“The biggest challenge with CBD is that everyone reacts differently,” he said. “The dose that works for me could be too much or too little for you. And not everyone experiences the same thing. Some people, like me, notice an immediate effect. Others have to take it every day for a week or two before they notice anything. And some experience nothing at all. You have to be comfortable experimenting a bit to find what works best for you, and that’s kind of unfortunate. But for me, it was worth all the effort.”
Meanwhile, it's important to keep in mind that one person's experience isn't the same as a randomized controlled clinical trial on a large group of patients. That kind of data is needed, noted Timothy Caulfield, a University of Alberta-Canada health law expert, health trend tracker and host of the Netflix series A User's Guide to Cheating Death.
"Testimonials and anecdotal reports may suggest research, but it's never good evidence," he said in a news release. "The scientific process is specifically designed to overcome the biases inherent in anecdotal evidence."
Finally, use caution. Products marketed as the "best CBD" don't have to pass any tests to make that claim. State laws vary widely regarding the use of cannabis products of any kind, and the FDA doesn't regulate the compound, meaning the quality of supplements containing CBD aren't proven. Please determine if CBD is legal where you live before purchasing or consuming products which claim to contain the compound, and discuss any concerns with your doctor.
Make sure you're eating a hearing-friendly diet. Certain vitamins, minerals and supplements may help, too. For tinnitus, it also may help to see a hearing care professional who specializes in the disorder. They can suggest solutions, including possibly recommending hearing aids with tinnitus masking features, to help you find some relief. Our directory can help you find a hearing instrument specialist or audiologist near you.

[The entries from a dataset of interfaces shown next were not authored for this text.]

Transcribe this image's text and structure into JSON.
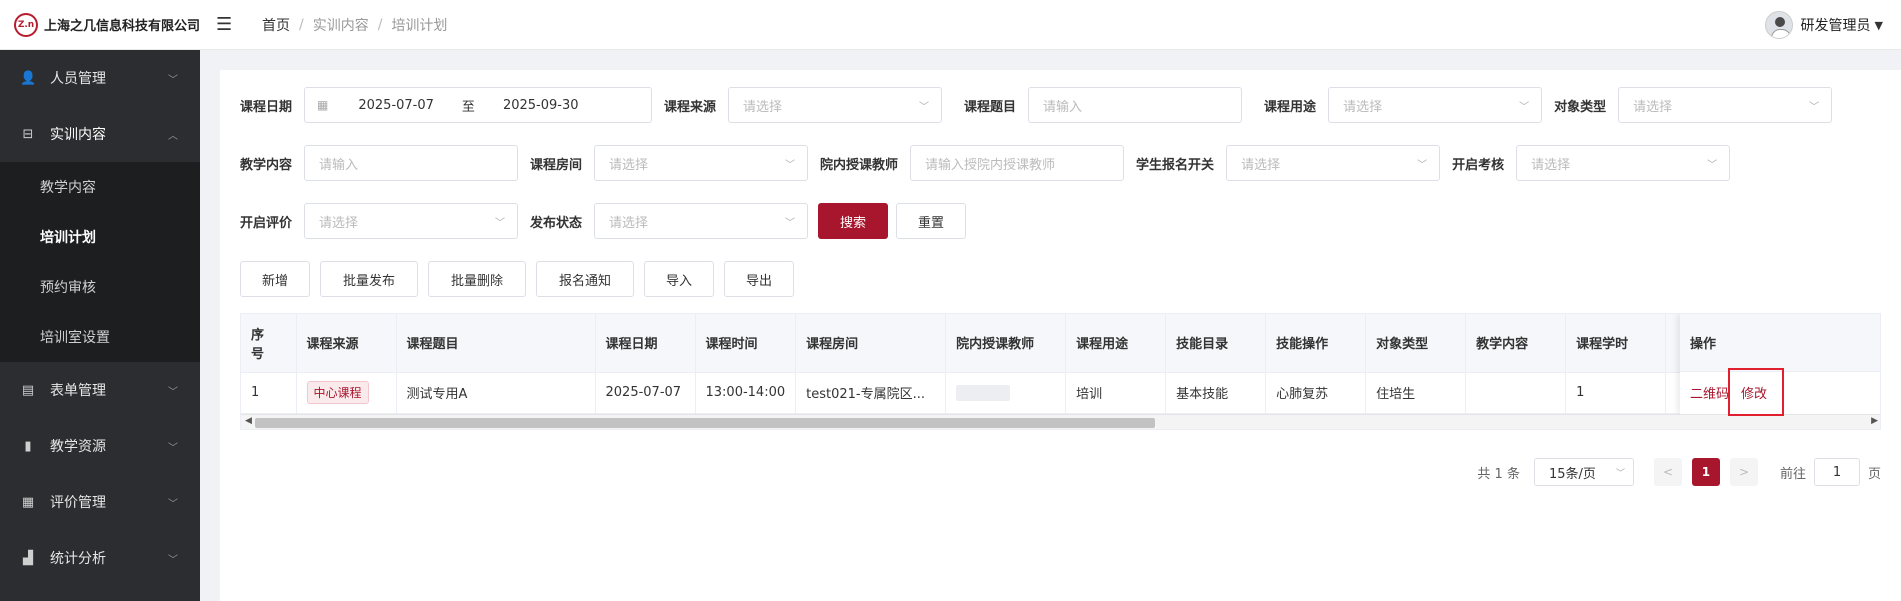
{
  "header": {
    "logo_mark": "Z.n",
    "company": "上海之几信息科技有限公司",
    "breadcrumb": [
      "首页",
      "实训内容",
      "培训计划"
    ],
    "user_name": "研发管理员"
  },
  "sidebar": {
    "items": [
      {
        "label": "人员管理",
        "icon": "user-icon"
      },
      {
        "label": "实训内容",
        "icon": "training-icon",
        "open": true
      },
      {
        "label": "表单管理",
        "icon": "form-icon"
      },
      {
        "label": "教学资源",
        "icon": "resource-icon"
      },
      {
        "label": "评价管理",
        "icon": "evaluation-icon"
      },
      {
        "label": "统计分析",
        "icon": "chart-icon"
      }
    ],
    "submenu": [
      "教学内容",
      "培训计划",
      "预约审核",
      "培训室设置"
    ],
    "active_sub": "培训计划"
  },
  "filters": {
    "course_date_label": "课程日期",
    "date_start": "2025-07-07",
    "date_to": "至",
    "date_end": "2025-09-30",
    "source_label": "课程来源",
    "source_placeholder": "请选择",
    "title_label": "课程题目",
    "title_placeholder": "请输入",
    "purpose_label": "课程用途",
    "purpose_placeholder": "请选择",
    "target_label": "对象类型",
    "target_placeholder": "请选择",
    "content_label": "教学内容",
    "content_placeholder": "请输入",
    "room_label": "课程房间",
    "room_placeholder": "请选择",
    "teacher_label": "院内授课教师",
    "teacher_placeholder": "请输入授院内授课教师",
    "signup_label": "学生报名开关",
    "signup_placeholder": "请选择",
    "exam_label": "开启考核",
    "exam_placeholder": "请选择",
    "eval_label": "开启评价",
    "eval_placeholder": "请选择",
    "publish_label": "发布状态",
    "publish_placeholder": "请选择",
    "search_btn": "搜索",
    "reset_btn": "重置"
  },
  "toolbar": {
    "add": "新增",
    "batch_publish": "批量发布",
    "batch_delete": "批量删除",
    "signup_notice": "报名通知",
    "import": "导入",
    "export": "导出"
  },
  "table": {
    "headers": [
      "序号",
      "课程来源",
      "课程题目",
      "课程日期",
      "课程时间",
      "课程房间",
      "院内授课教师",
      "课程用途",
      "技能目录",
      "技能操作",
      "对象类型",
      "教学内容",
      "课程学时"
    ],
    "op_header": "操作",
    "rows": [
      {
        "index": "1",
        "source": "中心课程",
        "title": "测试专用A",
        "date": "2025-07-07",
        "time": "13:00-14:00",
        "room": "test021-专属院区...",
        "teacher": "",
        "purpose": "培训",
        "skill_dir": "基本技能",
        "skill_op": "心肺复苏",
        "target": "住培生",
        "content": "",
        "hours": "1",
        "op_qrcode": "二维码",
        "op_edit": "修改"
      }
    ]
  },
  "pagination": {
    "total": "共 1 条",
    "page_size": "15条/页",
    "current": "1",
    "goto_label": "前往",
    "goto_value": "1",
    "page_unit": "页"
  },
  "colors": {
    "brand": "#a8162d",
    "sidebar_bg": "#2b2d30",
    "highlight": "#e0202e"
  }
}
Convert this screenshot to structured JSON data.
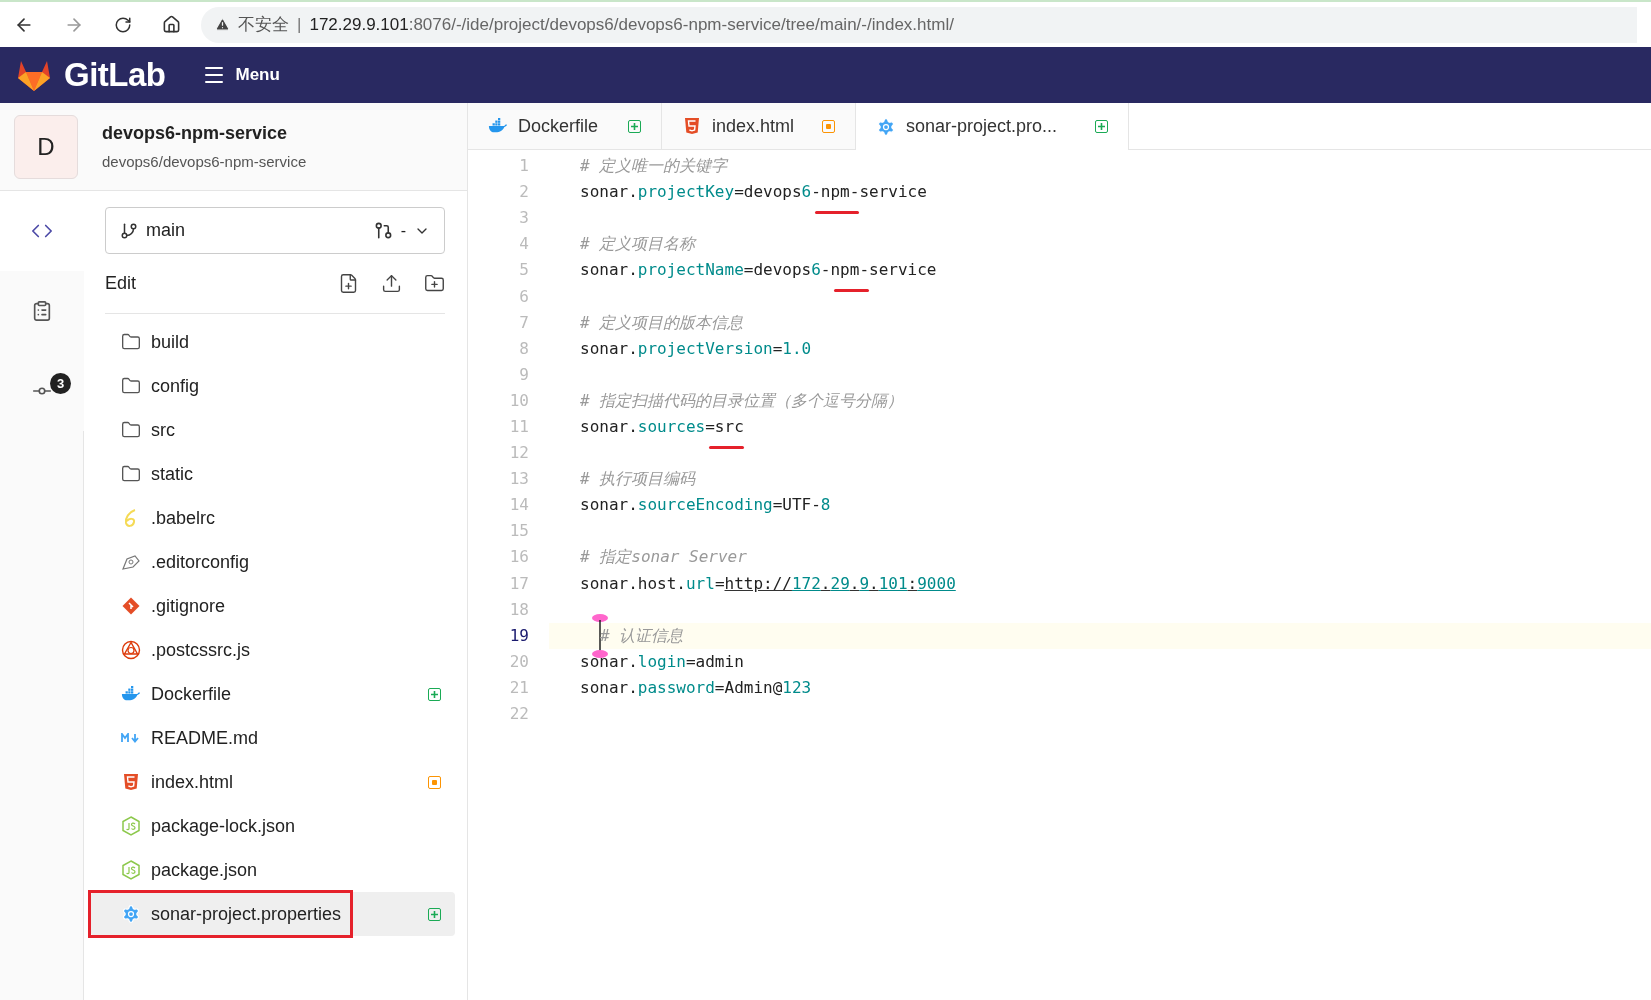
{
  "browser": {
    "security": "不安全",
    "separator": "|",
    "url_host": "172.29.9.101",
    "url_path": ":8076/-/ide/project/devops6/devops6-npm-service/tree/main/-/index.html/"
  },
  "header": {
    "logo": "GitLab",
    "menu": "Menu"
  },
  "project": {
    "avatar": "D",
    "name": "devops6-npm-service",
    "path": "devops6/devops6-npm-service"
  },
  "rail": [
    {
      "kind": "code",
      "selected": true
    },
    {
      "kind": "clipboard",
      "selected": false
    },
    {
      "kind": "commit",
      "selected": false,
      "badge": "3"
    }
  ],
  "branch": {
    "name": "main",
    "merge_request": "-"
  },
  "tree_header": "Edit",
  "files": [
    {
      "name": "build",
      "kind": "folder",
      "added": false,
      "modified": false,
      "selected": false,
      "annotated": false
    },
    {
      "name": "config",
      "kind": "folder",
      "added": false,
      "modified": false,
      "selected": false,
      "annotated": false
    },
    {
      "name": "src",
      "kind": "folder",
      "added": false,
      "modified": false,
      "selected": false,
      "annotated": false
    },
    {
      "name": "static",
      "kind": "folder",
      "added": false,
      "modified": false,
      "selected": false,
      "annotated": false
    },
    {
      "name": ".babelrc",
      "kind": "babel",
      "added": false,
      "modified": false,
      "selected": false,
      "annotated": false
    },
    {
      "name": ".editorconfig",
      "kind": "editorconfig",
      "added": false,
      "modified": false,
      "selected": false,
      "annotated": false
    },
    {
      "name": ".gitignore",
      "kind": "git",
      "added": false,
      "modified": false,
      "selected": false,
      "annotated": false
    },
    {
      "name": ".postcssrc.js",
      "kind": "postcss",
      "added": false,
      "modified": false,
      "selected": false,
      "annotated": false
    },
    {
      "name": "Dockerfile",
      "kind": "docker",
      "added": true,
      "modified": false,
      "selected": false,
      "annotated": false
    },
    {
      "name": "README.md",
      "kind": "markdown",
      "added": false,
      "modified": false,
      "selected": false,
      "annotated": false
    },
    {
      "name": "index.html",
      "kind": "html",
      "added": false,
      "modified": true,
      "selected": false,
      "annotated": false
    },
    {
      "name": "package-lock.json",
      "kind": "node",
      "added": false,
      "modified": false,
      "selected": false,
      "annotated": false
    },
    {
      "name": "package.json",
      "kind": "node",
      "added": false,
      "modified": false,
      "selected": false,
      "annotated": false
    },
    {
      "name": "sonar-project.properties",
      "kind": "gear",
      "added": true,
      "modified": false,
      "selected": true,
      "annotated": true
    }
  ],
  "tabs": [
    {
      "label": "Dockerfile",
      "kind": "docker",
      "added": true,
      "modified": false,
      "selected": false
    },
    {
      "label": "index.html",
      "kind": "html",
      "added": false,
      "modified": true,
      "selected": false
    },
    {
      "label": "sonar-project.pro...",
      "kind": "gear",
      "added": true,
      "modified": false,
      "selected": true
    }
  ],
  "code": [
    {
      "number": "1",
      "current": false,
      "tokens": [
        {
          "text": "# 定义唯一的关键字",
          "kind": "comment",
          "marked": false
        }
      ]
    },
    {
      "number": "2",
      "current": false,
      "tokens": [
        {
          "text": "sonar.",
          "kind": "plain",
          "marked": false
        },
        {
          "text": "projectKey",
          "kind": "key",
          "marked": false
        },
        {
          "text": "=devops",
          "kind": "plain",
          "marked": false
        },
        {
          "text": "6",
          "kind": "number",
          "marked": false
        },
        {
          "text": "-npm-",
          "kind": "plain",
          "marked": true
        },
        {
          "text": "service",
          "kind": "plain",
          "marked": false
        }
      ]
    },
    {
      "number": "3",
      "current": false
    },
    {
      "number": "4",
      "current": false,
      "tokens": [
        {
          "text": "# 定义项目名称",
          "kind": "comment",
          "marked": false
        }
      ]
    },
    {
      "number": "5",
      "current": false,
      "tokens": [
        {
          "text": "sonar.",
          "kind": "plain",
          "marked": false
        },
        {
          "text": "projectName",
          "kind": "key",
          "marked": false
        },
        {
          "text": "=devops",
          "kind": "plain",
          "marked": false
        },
        {
          "text": "6",
          "kind": "number",
          "marked": false
        },
        {
          "text": "-",
          "kind": "plain",
          "marked": false
        },
        {
          "text": "npm-",
          "kind": "plain",
          "marked": true
        },
        {
          "text": "service",
          "kind": "plain",
          "marked": false
        }
      ]
    },
    {
      "number": "6",
      "current": false
    },
    {
      "number": "7",
      "current": false,
      "tokens": [
        {
          "text": "# 定义项目的版本信息",
          "kind": "comment",
          "marked": false
        }
      ]
    },
    {
      "number": "8",
      "current": false,
      "tokens": [
        {
          "text": "sonar.",
          "kind": "plain",
          "marked": false
        },
        {
          "text": "projectVersion",
          "kind": "key",
          "marked": false
        },
        {
          "text": "=",
          "kind": "plain",
          "marked": false
        },
        {
          "text": "1.0",
          "kind": "number",
          "marked": false
        }
      ]
    },
    {
      "number": "9",
      "current": false
    },
    {
      "number": "10",
      "current": false,
      "tokens": [
        {
          "text": "# 指定扫描代码的目录位置（多个逗号分隔）",
          "kind": "comment",
          "marked": false
        }
      ]
    },
    {
      "number": "11",
      "current": false,
      "tokens": [
        {
          "text": "sonar.",
          "kind": "plain",
          "marked": false
        },
        {
          "text": "sources",
          "kind": "key",
          "marked": false
        },
        {
          "text": "=src",
          "kind": "plain",
          "marked": true
        }
      ]
    },
    {
      "number": "12",
      "current": false
    },
    {
      "number": "13",
      "current": false,
      "tokens": [
        {
          "text": "# 执行项目编码",
          "kind": "comment",
          "marked": false
        }
      ]
    },
    {
      "number": "14",
      "current": false,
      "tokens": [
        {
          "text": "sonar.",
          "kind": "plain",
          "marked": false
        },
        {
          "text": "sourceEncoding",
          "kind": "key",
          "marked": false
        },
        {
          "text": "=UTF-",
          "kind": "plain",
          "marked": false
        },
        {
          "text": "8",
          "kind": "number",
          "marked": false
        }
      ]
    },
    {
      "number": "15",
      "current": false
    },
    {
      "number": "16",
      "current": false,
      "tokens": [
        {
          "text": "# 指定sonar Server",
          "kind": "comment",
          "marked": false
        }
      ]
    },
    {
      "number": "17",
      "current": false,
      "tokens": [
        {
          "text": "sonar.host.",
          "kind": "plain",
          "marked": false
        },
        {
          "text": "url",
          "kind": "key",
          "marked": false
        },
        {
          "text": "=",
          "kind": "plain",
          "marked": false
        },
        {
          "text": "http://",
          "kind": "link",
          "marked": false
        },
        {
          "text": "172",
          "kind": "link_number",
          "marked": false
        },
        {
          "text": ".",
          "kind": "link",
          "marked": false
        },
        {
          "text": "29",
          "kind": "link_number",
          "marked": false
        },
        {
          "text": ".",
          "kind": "link",
          "marked": false
        },
        {
          "text": "9",
          "kind": "link_number",
          "marked": false
        },
        {
          "text": ".",
          "kind": "link",
          "marked": false
        },
        {
          "text": "101",
          "kind": "link_number",
          "marked": false
        },
        {
          "text": ":",
          "kind": "link",
          "marked": false
        },
        {
          "text": "9000",
          "kind": "link_number",
          "marked": false
        }
      ]
    },
    {
      "number": "18",
      "current": false
    },
    {
      "number": "19",
      "current": true,
      "tokens": [
        {
          "text": "# 认证信息",
          "kind": "comment",
          "marked": false
        }
      ]
    },
    {
      "number": "20",
      "current": false,
      "tokens": [
        {
          "text": "sonar.",
          "kind": "plain",
          "marked": false
        },
        {
          "text": "login",
          "kind": "key",
          "marked": false
        },
        {
          "text": "=admin",
          "kind": "plain",
          "marked": false
        }
      ]
    },
    {
      "number": "21",
      "current": false,
      "tokens": [
        {
          "text": "sonar.",
          "kind": "plain",
          "marked": false
        },
        {
          "text": "password",
          "kind": "key",
          "marked": false
        },
        {
          "text": "=Admin@",
          "kind": "plain",
          "marked": false
        },
        {
          "text": "123",
          "kind": "number",
          "marked": false
        }
      ]
    },
    {
      "number": "22",
      "current": false
    }
  ]
}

Note: This piece originally published in March 2019. It was updated and medically reviewed in July 2023 by Dr. Patricia Weiser, a licensed pharmacist and medical writer. She obtained her Doctor of Pharmacy degree at the University of Pittsburgh.